Cleone Weston will celebrate her 90th birthday on the same day as the theater’s 90th anniversary soiree. Her mother, Doris Richards, was a theatrical organist in the early days of the Egyptian Theater.
Richards didn’t use any music when she played the organ but would watch the show and play something to match the mood. If it was a fast show, she would play fast, but if it was dramatic she would play something else.
“She could play anything that she’d heard on the radio,” Weston said. “She could sit down and play it — even some of the harder operas.”
Weston also learned to play the organ, but said she had to use the music. She has lived in Ogden her entire life.
“It’s just like home to me — I’ve lived here so long,” Weston said. “I don’t even want to go anyplace else.”
Her family will celebrate her 90th birthday with a dinner at her home.
Wright grew up around the Egyptian Theater and remembers walking up and down Washington Boulevard and attending matinees. She continued attending shows through the years and eventually ended up volunteering there for the Sundance Film Festival.
The Egyptian Theater Foundation sponsored one of the showings she volunteered at and approached her about joining their board. She is currently in her second year of serving as the group’s president.
She said the 830-seat theater is absolutely stunning and has unique features like atmospheric lighting.
It looks like you're outside looking up to the heavens.
“You look up at the ceiling and it looks like the sky with lights that twinkle,” she said. “It looks like you’re outside looking up to the heavens.”
The theater continues to host a lot of classic films and performances.
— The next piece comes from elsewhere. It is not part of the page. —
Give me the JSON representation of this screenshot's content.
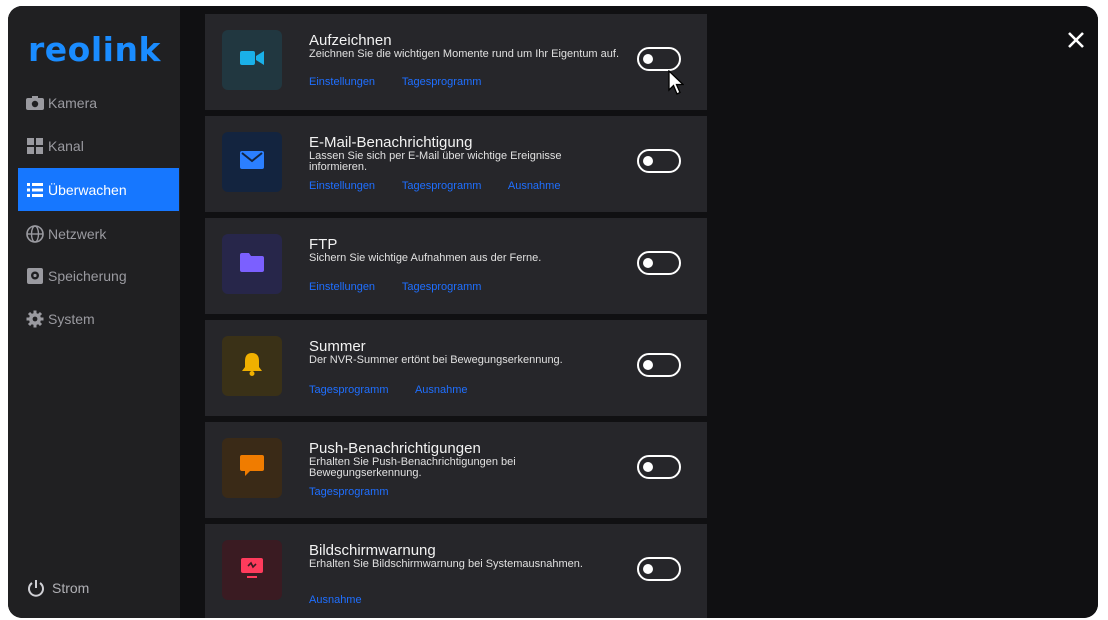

Two local ballet companies perform shows like “The Nutcracker” there throughout the year.
Over the decades, the theater has continued to serve as a great community gathering place, she said.
“We all just love the theater, and that’s why we’re there,” Wright said.